Surprise number 2: Ben the Manchester based cellist was given the chance to play and sing backed only by fiddler Iomaire. He played an original blues composition that floored everybody with his great voice and tune. Then surprise number 3: Hansard invited the merchandising girl up on stage to song a duet with him. The song was ‘This Gift’, an absolutely gorgeous track composed by Hansard and Irglova for the Disney film THE ODD LIFE OF TIMOTHY GREEN. Then the biggest surprise of all! All musicians assembled at the stage front to sing a gospel/blue grass song called ‘Passing Through’ (to send everybody home on an uplifting note) with audience participation requested and granted. Hansard and the musicians then dismounted the stage and still singing/playing walked up through the audience to finish the song in the theatre’s foyer.
Only Hansard could have come up with this remarkable and welcome ending to a show that can only be regarded as a masterclass in live performance; a classic. And I thought I has already seen Hansard at his best… The setlist was well nigh perfect taking in no less than 5 albums and 2 movies plus music as yet unrecorded. It all finished gone 11pm - nearly 3 hours of unrivalled, meaningful entertainment and for me the firm conclusion that I had just witnessed the world’s finest. Parting shots:
The Frames is shortly releasing a new full length DVD about the band including several live performances. It’s Called IN THE DEEP SHADE: Filmmaker Conor Masterson worked closely with the band over an 18 month period beginning on their 20th anniversary tour in 2010. “The Frames have always been very positive collaborators. I felt this was an opportunity to make a film that could explore their creativity as people and musicians as well as capturing some of their very dynamic and exciting live perfomances in close up.”
The film will make it’s Irish debut at the Jameson Dublin International Film Festival on 17 February 2013.

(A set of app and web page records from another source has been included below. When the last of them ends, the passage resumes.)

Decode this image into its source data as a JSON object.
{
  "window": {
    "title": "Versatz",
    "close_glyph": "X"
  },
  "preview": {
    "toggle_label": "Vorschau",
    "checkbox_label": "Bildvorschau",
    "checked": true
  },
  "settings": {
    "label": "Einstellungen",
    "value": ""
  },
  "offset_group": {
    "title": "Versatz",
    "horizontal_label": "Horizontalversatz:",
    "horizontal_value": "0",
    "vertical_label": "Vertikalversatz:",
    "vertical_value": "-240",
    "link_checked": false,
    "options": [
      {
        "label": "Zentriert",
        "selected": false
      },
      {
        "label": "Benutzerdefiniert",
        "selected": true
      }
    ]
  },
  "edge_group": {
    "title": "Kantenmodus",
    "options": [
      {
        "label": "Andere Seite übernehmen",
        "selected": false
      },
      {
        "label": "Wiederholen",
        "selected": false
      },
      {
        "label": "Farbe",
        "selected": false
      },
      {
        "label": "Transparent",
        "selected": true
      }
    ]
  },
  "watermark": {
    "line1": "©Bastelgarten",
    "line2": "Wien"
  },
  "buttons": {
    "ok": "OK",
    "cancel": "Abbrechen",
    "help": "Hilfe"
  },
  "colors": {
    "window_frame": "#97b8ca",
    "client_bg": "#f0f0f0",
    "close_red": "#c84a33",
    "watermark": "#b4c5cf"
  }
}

Having witnessed yet another solo Hansard concert where Frames musicians played a key supporting role, including a spectacular contribution by Hopkins on drums, I am not alone in hoping that the band record and perform again soon as one. Seldom have I seen musicians share such emotional and musical empathy.